The damage we humans can do …, 24 Jan. 2016 – By Mari Howard
Maelstrom (Kindle Edition)
As a fan of Francis Guenette’s Crater Lake series, I was interested to read this new book, a collaboration and edition of her late mother’s manuscript, Maelstrom. Before purchase, I already knew from the author that it would be a very different novel, and of course wondered in what areas.
The story, which has been outlined by other reviewers, takes place not on the Canadian West Coast but in some arid, desert-like part of the USA. I was never sure where, but thought maybe New Mexico? And like Crater Lake books, in a small town setting, but a very different one. The town is dominated by its ruthless, amoral sheriff, though as the plot progresses we learn of the network of complicated relationships and special interests which has intensified his rule.
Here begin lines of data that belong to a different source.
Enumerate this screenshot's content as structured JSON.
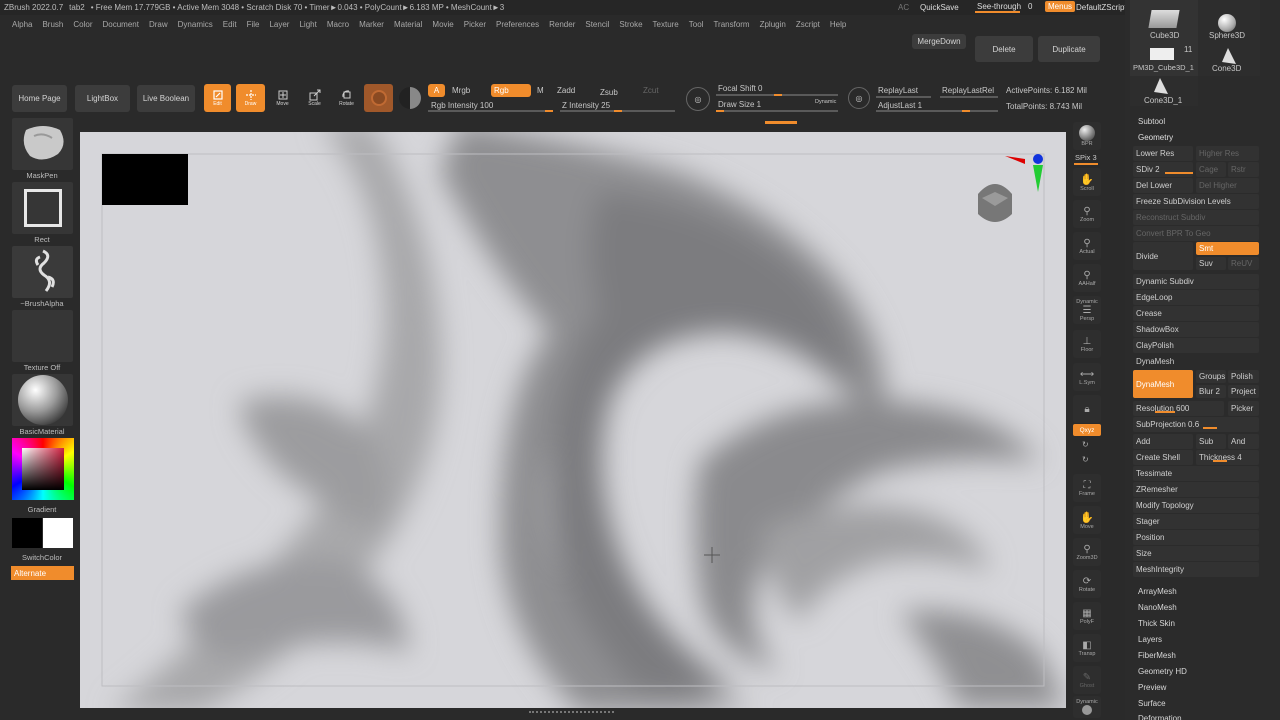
{
  "titlebar": {
    "app": "ZBrush 2022.0.7",
    "doc": "tab2",
    "stats": "• Free Mem 17.779GB • Active Mem 3048 • Scratch Disk 70 • Timer►0.043 • PolyCount►6.183 MP • MeshCount►3",
    "ac": "AC",
    "quicksave": "QuickSave",
    "seethrough": "See-through",
    "seethrough_value": "0",
    "menus": "Menus",
    "script": "DefaultZScript"
  },
  "menus": [
    "Alpha",
    "Brush",
    "Color",
    "Document",
    "Draw",
    "Dynamics",
    "Edit",
    "File",
    "Layer",
    "Light",
    "Macro",
    "Marker",
    "Material",
    "Movie",
    "Picker",
    "Preferences",
    "Render",
    "Stencil",
    "Stroke",
    "Texture",
    "Tool",
    "Transform",
    "Zplugin",
    "Zscript",
    "Help"
  ],
  "toolbar": {
    "mergedown": "MergeDown",
    "delete": "Delete",
    "duplicate": "Duplicate",
    "homepage": "Home Page",
    "lightbox": "LightBox",
    "liveboolean": "Live Boolean",
    "edit": "Edit",
    "draw": "Draw",
    "move": "Move",
    "scale": "Scale",
    "rotate": "Rotate",
    "a": "A",
    "mrgb": "Mrgb",
    "rgb": "Rgb",
    "m": "M",
    "zadd": "Zadd",
    "zsub": "Zsub",
    "zcut": "Zcut",
    "rgb_intensity": "Rgb Intensity 100",
    "z_intensity": "Z Intensity 25",
    "focal_shift": "Focal Shift 0",
    "draw_size": "Draw Size 1",
    "dynamic": "Dynamic",
    "replaylast": "ReplayLast",
    "replaylastrel": "ReplayLastRel",
    "adjustlast": "AdjustLast 1",
    "activepoints": "ActivePoints: 6.182 Mil",
    "totalpoints": "TotalPoints: 8.743 Mil"
  },
  "leftshelf": {
    "brush": "MaskPen",
    "stroke": "Rect",
    "alpha": "~BrushAlpha",
    "texture": "Texture Off",
    "material": "BasicMaterial",
    "gradient": "Gradient",
    "switchcolor": "SwitchColor",
    "alternate": "Alternate"
  },
  "rightshelf": {
    "bpr": "BPR",
    "spix": "SPix 3",
    "scroll": "Scroll",
    "zoom": "Zoom",
    "actual": "Actual",
    "aahalf": "AAHalf",
    "persp": "Persp",
    "floor": "Floor",
    "lsym": "L.Sym",
    "xyz": "Qxyz",
    "frame": "Frame",
    "move": "Move",
    "zoom3d": "Zoom3D",
    "rotate": "Rotate",
    "polyf": "PolyF",
    "transp": "Transp",
    "ghost": "Ghost",
    "solo": "Dynamic"
  },
  "toolthumbs": {
    "cube": "Cube3D",
    "sphere": "Sphere3D",
    "pm3d": "PM3D_Cube3D_1",
    "pm3d_count": "11",
    "cone": "Cone3D",
    "cone1": "Cone3D_1"
  },
  "subtool": {
    "subtool": "Subtool",
    "geometry": "Geometry",
    "lower_res": "Lower Res",
    "higher_res": "Higher Res",
    "sdiv": "SDiv 2",
    "cage": "Cage",
    "rstr": "Rstr",
    "del_lower": "Del Lower",
    "del_higher": "Del Higher",
    "freeze": "Freeze SubDivision Levels",
    "reconstruct": "Reconstruct Subdiv",
    "convert": "Convert BPR To Geo",
    "divide": "Divide",
    "smt": "Smt",
    "suv": "Suv",
    "reuv": "ReUV",
    "dynamic_subdiv": "Dynamic Subdiv",
    "edgeloop": "EdgeLoop",
    "crease": "Crease",
    "shadowbox": "ShadowBox",
    "claypolish": "ClayPolish",
    "dynamesh_head": "DynaMesh",
    "dynamesh_btn": "DynaMesh",
    "groups": "Groups",
    "polish": "Polish",
    "blur": "Blur 2",
    "project": "Project",
    "resolution": "Resolution 600",
    "picker": "Picker",
    "subprojection": "SubProjection 0.6",
    "add": "Add",
    "sub": "Sub",
    "and": "And",
    "create_shell": "Create Shell",
    "thickness": "Thickness 4",
    "tessimate": "Tessimate",
    "zremesher": "ZRemesher",
    "modify_topology": "Modify Topology",
    "stager": "Stager",
    "position": "Position",
    "size": "Size",
    "meshintegrity": "MeshIntegrity",
    "arraymesh": "ArrayMesh",
    "nanomesh": "NanoMesh",
    "thickskin": "Thick Skin",
    "layers": "Layers",
    "fibermesh": "FiberMesh",
    "geometryhd": "Geometry HD",
    "preview": "Preview",
    "surface": "Surface",
    "deformation": "Deformation"
  },
  "colors": {
    "accent": "#f08c2c",
    "panel": "#2a2a2a",
    "canvas": "#d4d4d8"
  }
}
Like the Crater Lake books, all turns on the damaged personalities involved, and how they interact: but in this setting, the damage is lethal, and the results are far more violent. It is indeed a book which surveys how tragically violent and destructive human beings can behave towards one another. The view of human is by no means the “Rousseau” one that we are all basically good: most of these characters could be said to be basically bad, weak, or both, and the author doesn’t hold back what we as a species are capable of, especially in male attitudes and actions towards women.
However, it is also a Francis Guenette book despite the differences. We can still discern her psychological training, experience, and knowledge, her concern for the fate of the mixed-race and Native Americans, her feminism (to give a name to something more subtle than that), and her ability to weave the consequences of damaged personalities for good or for destruction. This, as the story progresses, becomes increasingly obvious, and makes the book a page-turner. Her love and respect for wild and domestic animals is there. She also weaves into the story a theme found in the Crater Lake books – a boy who has what can be called ‘second sight’ – though it may have other names.
Recommended, unless you are a reader who prefers a rip-roaring good crime/adventure story to a study of how it is to be human in an isolated township and an arid setting. This is hard lives, hard survival, in an ‘unforgiving’ landscape. But it ends with some hope.
Mari Howard is a UK based writer and author of Baby, Baby (The Mullin’s Family Saga – Book One) and The Labyrinth Year (The Mullin’s Family Saga – Book Two). Check out my Amazon.com review of Mari’s book, The Labyrinth Year.